Google in HK move to defeat censors
Google yesterday carried through on its promise to end censorship of its local Chinese search engine, bringing to a head the company's increasingly acrimonious confrontation with Beijing over its policing of the internet.
The US internet company has decided to redirect some search requests on its local Chinese service, google.cn, to its Hong Kong arm, which it said stood beyond the reach of Chinese censors.
“It's entirely legal and will meaningfully increase access to information for people in China,” David Drummond, Google's chief legal officer, said in a blog post announcing the move.
“We very much hope that the Chinese government respects our decision, though we are well aware that it could at any time block access to our services.”
It was not immediately clear what steps China was planning to counter the change, which became effective in the middle of the night in Beijing.
Beijing could block access in China to both google's local and Hong Kong search sites, just as it blocks many foreign websites on the mainland.
Google's action comes four years after it first agreed to bow to Chinese censors in order to run a legal search service from inside the country. It promised in January to end the practice.
Despite Google's efforts to cast its talks with Chinese authorities in recent weeks as a negotiation over operating an uncensored service, it has been roundly rebuffed by Chinese officials.
As Google readied an uncensored service to offer to Chinese internet users in recent days, government officials in China have taken a tougher line against the company. Official news outlets have accused Google of acting as an agent of the US government in trying to put pressure on China.
Mr Drummond said the Chinese government “has been crystal clear throughout our discussions that self-censorship is a non-negotiable legal requirement.”
The announcement left a question hanging over the fate of google.cn, which will still handle less politically sensitive searches, as well as the fate of its 600-strong workforce in China and its remaining operations there.
“This is a way to keep our services in China – we are not pulling out of China,” a spokesman said. The company said it intended to continue its research and development arm in Beijing, which pre-dated google.cn, and to sell advertising to local Chinese advertisers for the Hong Kong service.
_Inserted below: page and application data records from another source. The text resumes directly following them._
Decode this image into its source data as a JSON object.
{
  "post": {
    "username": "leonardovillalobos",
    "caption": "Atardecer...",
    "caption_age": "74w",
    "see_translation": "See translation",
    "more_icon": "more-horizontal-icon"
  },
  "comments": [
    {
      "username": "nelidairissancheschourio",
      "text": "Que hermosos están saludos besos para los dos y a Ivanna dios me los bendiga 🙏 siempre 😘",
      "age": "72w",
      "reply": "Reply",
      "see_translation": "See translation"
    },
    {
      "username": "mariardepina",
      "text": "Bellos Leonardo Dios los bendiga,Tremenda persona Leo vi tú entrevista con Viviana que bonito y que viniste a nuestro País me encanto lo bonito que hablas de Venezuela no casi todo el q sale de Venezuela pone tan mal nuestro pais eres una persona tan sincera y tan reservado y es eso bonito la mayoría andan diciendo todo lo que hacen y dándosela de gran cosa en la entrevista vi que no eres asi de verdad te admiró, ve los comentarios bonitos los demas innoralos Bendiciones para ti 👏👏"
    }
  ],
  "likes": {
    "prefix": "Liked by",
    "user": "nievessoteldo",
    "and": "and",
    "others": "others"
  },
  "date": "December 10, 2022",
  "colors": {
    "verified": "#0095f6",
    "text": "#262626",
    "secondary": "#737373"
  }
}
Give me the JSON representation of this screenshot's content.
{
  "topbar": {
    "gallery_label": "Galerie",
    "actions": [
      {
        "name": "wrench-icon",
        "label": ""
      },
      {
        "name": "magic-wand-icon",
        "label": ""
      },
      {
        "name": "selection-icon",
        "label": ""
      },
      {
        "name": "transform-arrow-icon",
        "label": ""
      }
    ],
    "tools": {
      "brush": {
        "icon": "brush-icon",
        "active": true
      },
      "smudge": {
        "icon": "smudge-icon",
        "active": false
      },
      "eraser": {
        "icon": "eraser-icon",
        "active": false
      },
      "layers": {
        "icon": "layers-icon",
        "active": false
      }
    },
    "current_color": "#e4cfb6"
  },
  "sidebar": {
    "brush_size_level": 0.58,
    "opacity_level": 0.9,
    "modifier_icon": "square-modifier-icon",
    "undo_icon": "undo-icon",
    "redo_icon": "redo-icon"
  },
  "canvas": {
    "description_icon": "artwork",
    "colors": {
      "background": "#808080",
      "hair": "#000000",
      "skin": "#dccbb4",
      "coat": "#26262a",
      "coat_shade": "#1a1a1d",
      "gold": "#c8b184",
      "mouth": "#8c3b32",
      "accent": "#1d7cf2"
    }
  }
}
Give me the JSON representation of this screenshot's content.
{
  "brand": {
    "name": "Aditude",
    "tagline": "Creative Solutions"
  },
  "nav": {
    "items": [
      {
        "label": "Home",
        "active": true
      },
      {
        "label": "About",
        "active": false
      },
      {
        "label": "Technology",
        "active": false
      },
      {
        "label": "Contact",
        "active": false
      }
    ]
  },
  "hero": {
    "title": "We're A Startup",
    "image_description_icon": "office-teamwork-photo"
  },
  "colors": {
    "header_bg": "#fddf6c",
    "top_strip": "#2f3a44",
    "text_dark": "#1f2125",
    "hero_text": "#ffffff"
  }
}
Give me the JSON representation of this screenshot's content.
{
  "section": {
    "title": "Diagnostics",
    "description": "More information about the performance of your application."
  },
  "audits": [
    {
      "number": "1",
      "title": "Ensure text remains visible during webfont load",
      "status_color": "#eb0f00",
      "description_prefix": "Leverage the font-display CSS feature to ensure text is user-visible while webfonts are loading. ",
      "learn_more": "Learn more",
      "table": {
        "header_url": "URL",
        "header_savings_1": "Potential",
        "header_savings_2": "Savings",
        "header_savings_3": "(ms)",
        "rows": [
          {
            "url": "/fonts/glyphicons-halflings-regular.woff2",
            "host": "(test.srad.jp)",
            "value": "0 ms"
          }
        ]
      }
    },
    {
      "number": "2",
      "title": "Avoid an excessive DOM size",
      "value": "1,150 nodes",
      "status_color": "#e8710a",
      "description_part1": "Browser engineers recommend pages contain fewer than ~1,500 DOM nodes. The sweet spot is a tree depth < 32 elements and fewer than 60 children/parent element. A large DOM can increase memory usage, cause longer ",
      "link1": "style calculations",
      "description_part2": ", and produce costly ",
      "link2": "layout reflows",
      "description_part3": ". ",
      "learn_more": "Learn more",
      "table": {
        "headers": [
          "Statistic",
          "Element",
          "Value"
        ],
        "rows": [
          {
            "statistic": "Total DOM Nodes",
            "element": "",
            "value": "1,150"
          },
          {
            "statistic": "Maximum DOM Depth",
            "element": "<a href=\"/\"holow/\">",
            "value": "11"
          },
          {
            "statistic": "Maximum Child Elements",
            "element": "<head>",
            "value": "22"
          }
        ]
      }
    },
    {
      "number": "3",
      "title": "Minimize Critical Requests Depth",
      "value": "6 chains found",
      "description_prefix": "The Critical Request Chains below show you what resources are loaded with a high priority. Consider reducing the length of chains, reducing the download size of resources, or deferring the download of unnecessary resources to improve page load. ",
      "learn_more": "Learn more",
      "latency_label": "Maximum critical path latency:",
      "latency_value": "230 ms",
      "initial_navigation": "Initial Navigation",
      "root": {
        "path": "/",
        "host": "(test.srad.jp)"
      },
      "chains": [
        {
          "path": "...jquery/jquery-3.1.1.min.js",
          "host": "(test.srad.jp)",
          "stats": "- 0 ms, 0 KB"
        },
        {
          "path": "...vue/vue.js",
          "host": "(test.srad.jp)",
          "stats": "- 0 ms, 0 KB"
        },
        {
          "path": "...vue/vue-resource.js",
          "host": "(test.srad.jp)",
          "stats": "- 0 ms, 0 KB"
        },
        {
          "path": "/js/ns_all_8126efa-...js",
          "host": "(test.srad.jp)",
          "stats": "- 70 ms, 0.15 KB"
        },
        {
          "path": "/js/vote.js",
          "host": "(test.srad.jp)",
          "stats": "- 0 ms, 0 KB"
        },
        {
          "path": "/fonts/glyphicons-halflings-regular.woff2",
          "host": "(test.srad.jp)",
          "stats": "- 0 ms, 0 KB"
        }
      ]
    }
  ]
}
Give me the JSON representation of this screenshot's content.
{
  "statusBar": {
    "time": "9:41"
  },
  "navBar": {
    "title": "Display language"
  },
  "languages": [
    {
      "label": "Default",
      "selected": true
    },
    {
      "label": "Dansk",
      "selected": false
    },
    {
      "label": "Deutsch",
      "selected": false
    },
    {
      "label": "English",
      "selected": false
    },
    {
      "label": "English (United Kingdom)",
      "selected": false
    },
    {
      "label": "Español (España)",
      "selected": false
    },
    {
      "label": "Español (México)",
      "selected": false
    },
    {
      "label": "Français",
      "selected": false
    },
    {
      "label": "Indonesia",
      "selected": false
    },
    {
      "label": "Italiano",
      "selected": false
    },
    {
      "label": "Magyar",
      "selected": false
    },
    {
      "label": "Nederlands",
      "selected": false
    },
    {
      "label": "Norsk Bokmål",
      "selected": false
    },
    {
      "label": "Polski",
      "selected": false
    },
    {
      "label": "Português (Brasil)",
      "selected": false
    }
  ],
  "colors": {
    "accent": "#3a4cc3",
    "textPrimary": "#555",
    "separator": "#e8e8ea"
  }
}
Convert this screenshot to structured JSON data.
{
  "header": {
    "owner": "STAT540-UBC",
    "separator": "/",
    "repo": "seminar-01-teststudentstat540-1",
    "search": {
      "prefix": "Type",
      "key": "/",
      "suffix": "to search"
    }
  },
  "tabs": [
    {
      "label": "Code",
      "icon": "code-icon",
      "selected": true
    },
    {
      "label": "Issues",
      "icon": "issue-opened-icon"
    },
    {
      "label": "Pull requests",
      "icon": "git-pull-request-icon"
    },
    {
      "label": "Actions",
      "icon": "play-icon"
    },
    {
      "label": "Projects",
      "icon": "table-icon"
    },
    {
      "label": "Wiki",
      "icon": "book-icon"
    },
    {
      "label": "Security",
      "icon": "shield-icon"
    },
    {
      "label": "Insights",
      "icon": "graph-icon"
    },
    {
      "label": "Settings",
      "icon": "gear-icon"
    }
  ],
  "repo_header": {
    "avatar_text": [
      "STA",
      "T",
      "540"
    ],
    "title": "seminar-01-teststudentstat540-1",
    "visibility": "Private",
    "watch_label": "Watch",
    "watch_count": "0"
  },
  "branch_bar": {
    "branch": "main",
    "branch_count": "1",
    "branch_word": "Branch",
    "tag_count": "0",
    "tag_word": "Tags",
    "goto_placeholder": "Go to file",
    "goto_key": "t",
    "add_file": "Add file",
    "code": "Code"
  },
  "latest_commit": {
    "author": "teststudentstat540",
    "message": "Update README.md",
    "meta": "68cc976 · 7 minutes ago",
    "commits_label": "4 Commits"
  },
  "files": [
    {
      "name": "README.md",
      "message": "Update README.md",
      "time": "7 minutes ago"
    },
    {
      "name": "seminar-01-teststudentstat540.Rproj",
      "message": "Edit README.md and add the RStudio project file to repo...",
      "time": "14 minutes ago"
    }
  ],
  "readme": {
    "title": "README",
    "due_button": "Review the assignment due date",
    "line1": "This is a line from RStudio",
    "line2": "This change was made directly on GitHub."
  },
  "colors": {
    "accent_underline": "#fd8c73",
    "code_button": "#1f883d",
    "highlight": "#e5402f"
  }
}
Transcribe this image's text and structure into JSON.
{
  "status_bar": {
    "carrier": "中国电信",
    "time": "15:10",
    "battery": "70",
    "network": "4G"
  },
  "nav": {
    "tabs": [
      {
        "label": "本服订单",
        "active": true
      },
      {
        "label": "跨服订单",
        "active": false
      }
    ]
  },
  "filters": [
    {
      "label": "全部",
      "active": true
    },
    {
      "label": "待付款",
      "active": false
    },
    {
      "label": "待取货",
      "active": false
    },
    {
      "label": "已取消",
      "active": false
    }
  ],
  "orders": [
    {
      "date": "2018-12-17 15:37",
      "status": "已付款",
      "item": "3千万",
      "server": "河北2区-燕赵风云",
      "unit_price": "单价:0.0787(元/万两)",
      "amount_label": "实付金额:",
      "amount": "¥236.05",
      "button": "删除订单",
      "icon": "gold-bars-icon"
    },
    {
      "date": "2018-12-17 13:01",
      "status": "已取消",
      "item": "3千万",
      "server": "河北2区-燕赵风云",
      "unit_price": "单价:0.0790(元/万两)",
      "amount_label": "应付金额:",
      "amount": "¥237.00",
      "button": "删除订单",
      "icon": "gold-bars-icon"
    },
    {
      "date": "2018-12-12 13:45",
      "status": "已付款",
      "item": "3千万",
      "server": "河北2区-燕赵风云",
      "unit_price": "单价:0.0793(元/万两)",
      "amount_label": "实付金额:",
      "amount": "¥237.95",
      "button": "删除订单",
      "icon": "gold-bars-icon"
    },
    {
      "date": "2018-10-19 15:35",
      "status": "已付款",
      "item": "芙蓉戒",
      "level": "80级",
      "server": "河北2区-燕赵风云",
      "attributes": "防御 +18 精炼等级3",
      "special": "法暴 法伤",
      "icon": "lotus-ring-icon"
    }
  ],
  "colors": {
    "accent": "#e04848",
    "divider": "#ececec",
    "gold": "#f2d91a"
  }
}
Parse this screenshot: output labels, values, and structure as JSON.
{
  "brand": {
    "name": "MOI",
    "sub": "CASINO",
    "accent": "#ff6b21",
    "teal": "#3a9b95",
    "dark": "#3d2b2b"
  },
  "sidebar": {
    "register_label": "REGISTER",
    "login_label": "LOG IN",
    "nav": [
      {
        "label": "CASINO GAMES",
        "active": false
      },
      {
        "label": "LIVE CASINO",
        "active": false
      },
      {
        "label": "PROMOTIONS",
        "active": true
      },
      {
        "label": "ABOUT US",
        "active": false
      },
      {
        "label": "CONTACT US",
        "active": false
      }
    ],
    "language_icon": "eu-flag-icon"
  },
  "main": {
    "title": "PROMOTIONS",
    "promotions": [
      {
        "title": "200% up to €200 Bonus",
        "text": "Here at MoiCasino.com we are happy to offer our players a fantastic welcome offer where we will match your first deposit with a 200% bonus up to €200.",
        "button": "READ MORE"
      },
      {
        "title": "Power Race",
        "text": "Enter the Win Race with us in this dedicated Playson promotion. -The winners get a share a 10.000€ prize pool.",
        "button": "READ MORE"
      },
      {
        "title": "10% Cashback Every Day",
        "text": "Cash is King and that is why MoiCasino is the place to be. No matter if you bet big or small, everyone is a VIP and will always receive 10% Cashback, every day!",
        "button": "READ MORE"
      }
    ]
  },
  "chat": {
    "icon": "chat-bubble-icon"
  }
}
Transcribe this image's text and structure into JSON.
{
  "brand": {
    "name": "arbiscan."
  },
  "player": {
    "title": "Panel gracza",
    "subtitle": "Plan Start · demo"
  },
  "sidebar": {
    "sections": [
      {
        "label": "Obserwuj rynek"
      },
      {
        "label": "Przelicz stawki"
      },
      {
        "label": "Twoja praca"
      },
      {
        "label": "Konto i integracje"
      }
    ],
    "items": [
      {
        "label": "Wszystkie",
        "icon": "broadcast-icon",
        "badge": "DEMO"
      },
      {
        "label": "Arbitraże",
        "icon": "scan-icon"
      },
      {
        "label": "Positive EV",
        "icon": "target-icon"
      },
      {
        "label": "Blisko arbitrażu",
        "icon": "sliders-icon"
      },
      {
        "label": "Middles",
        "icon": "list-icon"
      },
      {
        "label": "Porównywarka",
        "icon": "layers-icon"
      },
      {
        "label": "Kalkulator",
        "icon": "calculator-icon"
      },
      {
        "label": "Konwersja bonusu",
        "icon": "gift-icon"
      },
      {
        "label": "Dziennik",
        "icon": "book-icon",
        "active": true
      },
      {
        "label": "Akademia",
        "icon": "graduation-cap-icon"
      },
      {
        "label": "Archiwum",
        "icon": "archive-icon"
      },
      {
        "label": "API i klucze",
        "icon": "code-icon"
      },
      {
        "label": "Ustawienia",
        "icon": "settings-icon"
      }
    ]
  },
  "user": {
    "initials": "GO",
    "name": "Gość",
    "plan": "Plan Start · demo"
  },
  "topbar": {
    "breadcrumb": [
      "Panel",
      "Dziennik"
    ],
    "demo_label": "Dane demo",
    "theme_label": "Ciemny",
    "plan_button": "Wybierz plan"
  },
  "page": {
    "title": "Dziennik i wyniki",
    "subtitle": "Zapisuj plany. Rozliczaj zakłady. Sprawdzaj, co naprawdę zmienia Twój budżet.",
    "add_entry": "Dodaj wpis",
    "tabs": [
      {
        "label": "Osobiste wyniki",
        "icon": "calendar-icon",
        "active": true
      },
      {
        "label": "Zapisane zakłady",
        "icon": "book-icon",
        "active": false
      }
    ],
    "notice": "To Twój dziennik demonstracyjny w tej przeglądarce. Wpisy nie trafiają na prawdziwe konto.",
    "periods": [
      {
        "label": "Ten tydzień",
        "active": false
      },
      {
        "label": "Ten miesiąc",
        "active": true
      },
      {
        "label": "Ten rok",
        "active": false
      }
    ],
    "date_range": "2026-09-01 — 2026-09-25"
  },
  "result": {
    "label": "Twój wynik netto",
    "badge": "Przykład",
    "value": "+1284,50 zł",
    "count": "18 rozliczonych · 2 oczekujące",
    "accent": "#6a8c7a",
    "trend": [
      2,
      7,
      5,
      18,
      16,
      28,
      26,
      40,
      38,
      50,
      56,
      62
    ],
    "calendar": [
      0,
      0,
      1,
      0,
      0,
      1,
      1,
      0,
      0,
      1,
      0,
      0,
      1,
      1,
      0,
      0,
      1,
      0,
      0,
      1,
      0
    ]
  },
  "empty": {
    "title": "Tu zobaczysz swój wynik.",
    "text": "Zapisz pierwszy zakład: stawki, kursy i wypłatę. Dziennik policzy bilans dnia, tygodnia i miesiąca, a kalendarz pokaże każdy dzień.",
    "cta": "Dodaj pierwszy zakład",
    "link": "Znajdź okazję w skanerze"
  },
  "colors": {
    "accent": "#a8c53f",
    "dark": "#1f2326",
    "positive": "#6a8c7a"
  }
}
However, it said that the scale of the sales operation would depend partly on how many users in mainland China were able to access the site.